Catholic priests in the city of Bangkok responded to the call of Pope Francis to go to the “peripheries” and be with the most vulnerable, especially during the pandemic.
Monsignor Andrew Vissanu Thanya-anan, deputy secretary general of Thailand’s Catholic bishops’ conference, and Father Pairat Sriprasert, head of Caritas Thailand, this week brought food to families most affected by the pandemic.
“I follow the instruction on ‘Come and See’ of Pope Francis,” said Monsignor Thanya-anan.
“When you come and see with your own eyes, you will feel that it is urgent to do something for them who are suffering,” he added.
“Come and See” is the theme for the 55th World Day of Social Communications in May this year.
In his message during the occasion, Pope Francis urged everyone to reach out to people “as they are and where they live.”
“We do not know the truth if we do not experience it, if we do not meet people, if we do not participate in their joys and sorrows,” said the pope.
Msgr. Thanya-anan told LiCAS.news that the pandemic has hit hard poor families even in the center of the country’s financial district.
He noted that the health crisis resulted in unemployment, “which is dramatically hitting so many heads of households, women and young people.”
On Monday, Thailand’s central bank governor said the country needs a further 1 trillion baht (US$29.9 billion) in fiscal steps to help jobs and income losses due to the pandemic.
Thailand’s has seen a spike in COVID-19 cases and deaths, prompting tougher containment measures to be extended this month and expanded to areas which account for around 80% of gross domestic product.
On Tuesday, the country reported 239 new coronavirus deaths, bringing the country’s total number of fatalities to 7,973.
The country’s coronavirus task force also reported 20,128 new infections, taking total cases to 948,442.
Bank of Thailand Governor Sethaput Suthiwartnarueput told a news conference earlier that the projected 1 trillion baht in fiscal support, or 7% of GDP was reasonable given the problems the economy is facing.
The problems were worse than the 1997/97 Asian financial crisis, he said. “With such severe symptoms, the medicine must be strong and right to the point,” he added.
The COVID-19 outbreak created a huge “income hole” in the Thai economy, with income losses expected at 2.6 trillion baht – 1.8 trillion baht in 2020-2021 and 800 billion baht in 2022.
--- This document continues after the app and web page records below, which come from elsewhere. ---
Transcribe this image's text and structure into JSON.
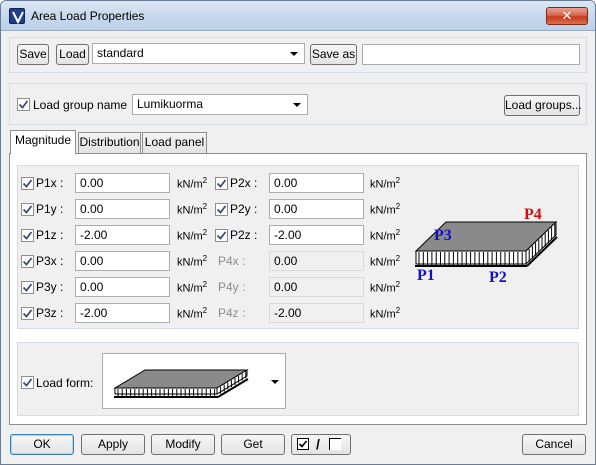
{
  "window": {
    "title": "Area Load Properties",
    "close_glyph": "✕"
  },
  "toolbar": {
    "save_label": "Save",
    "load_label": "Load",
    "preset_value": "standard",
    "save_as_label": "Save as",
    "save_as_value": ""
  },
  "load_group": {
    "label": "Load group name",
    "checked": true,
    "value": "Lumikuorma",
    "button_label": "Load groups..."
  },
  "tabs": [
    {
      "label": "Magnitude",
      "active": true
    },
    {
      "label": "Distribution",
      "active": false
    },
    {
      "label": "Load panel",
      "active": false
    }
  ],
  "magnitude": {
    "unit_base": "kN/m",
    "unit_exp": "2",
    "rows": [
      {
        "left": {
          "label": "P1x :",
          "value": "0.00",
          "checked": true
        },
        "right": {
          "label": "P2x :",
          "value": "0.00",
          "checked": true,
          "enabled": true
        }
      },
      {
        "left": {
          "label": "P1y :",
          "value": "0.00",
          "checked": true
        },
        "right": {
          "label": "P2y :",
          "value": "0.00",
          "checked": true,
          "enabled": true
        }
      },
      {
        "left": {
          "label": "P1z :",
          "value": "-2.00",
          "checked": true
        },
        "right": {
          "label": "P2z :",
          "value": "-2.00",
          "checked": true,
          "enabled": true
        }
      },
      {
        "left": {
          "label": "P3x :",
          "value": "0.00",
          "checked": true
        },
        "right": {
          "label": "P4x :",
          "value": "0.00",
          "checked": false,
          "enabled": false
        }
      },
      {
        "left": {
          "label": "P3y :",
          "value": "0.00",
          "checked": true
        },
        "right": {
          "label": "P4y :",
          "value": "0.00",
          "checked": false,
          "enabled": false
        }
      },
      {
        "left": {
          "label": "P3z :",
          "value": "-2.00",
          "checked": true
        },
        "right": {
          "label": "P4z :",
          "value": "-2.00",
          "checked": false,
          "enabled": false
        }
      }
    ],
    "diagram_labels": {
      "p1": "P1",
      "p2": "P2",
      "p3": "P3",
      "p4": "P4"
    },
    "colors": {
      "p1": "#1010c8",
      "p2": "#1010c8",
      "p3": "#1010c8",
      "p4": "#d01010"
    }
  },
  "load_form": {
    "label": "Load form:",
    "checked": true
  },
  "footer": {
    "ok_label": "OK",
    "apply_label": "Apply",
    "modify_label": "Modify",
    "get_label": "Get",
    "toggle_slash": "/",
    "cancel_label": "Cancel"
  }
}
Jobless numbers are expected at 3.4 million at the end of 2021, up from 3 million in the second quarter.
Msgr. Thanya-anan noted amid the pandemic poor communities are living in “unhealthy environment,” causing the rapid transmission of the disease.
“There is also an army of rats, running around here and there,” said the priest during his visit to one urban poor community on Tuesday.
The church leader has been going around poor communities in full PPE, or personal protective equipment.
“Visiting these communities poses risks, and therefore, I have to put on PPE, complete with masks, face protection, gloves, head cover, etc,” he said.
The priest led a group of church workers and volunteers in distributing boxes containing meals ready-to-eat and dried food.
He said Caritas Thailand, the social action arm of the bishops’ conference, has also been providing essential food items and other basic goods especially to households with limited access to health services.
The Catholic Church in Thailand has been active in supporting various initiatives to help those most affected, including relief distribution and the conversion of church facilities into vaccination and isolation centers.
As of 2019, there are 388,468 Catholics in Thailand, a figure that represents about 0.58% of the Thai population of 69 million. There are 11 dioceses with 526 parishes and 662 priests.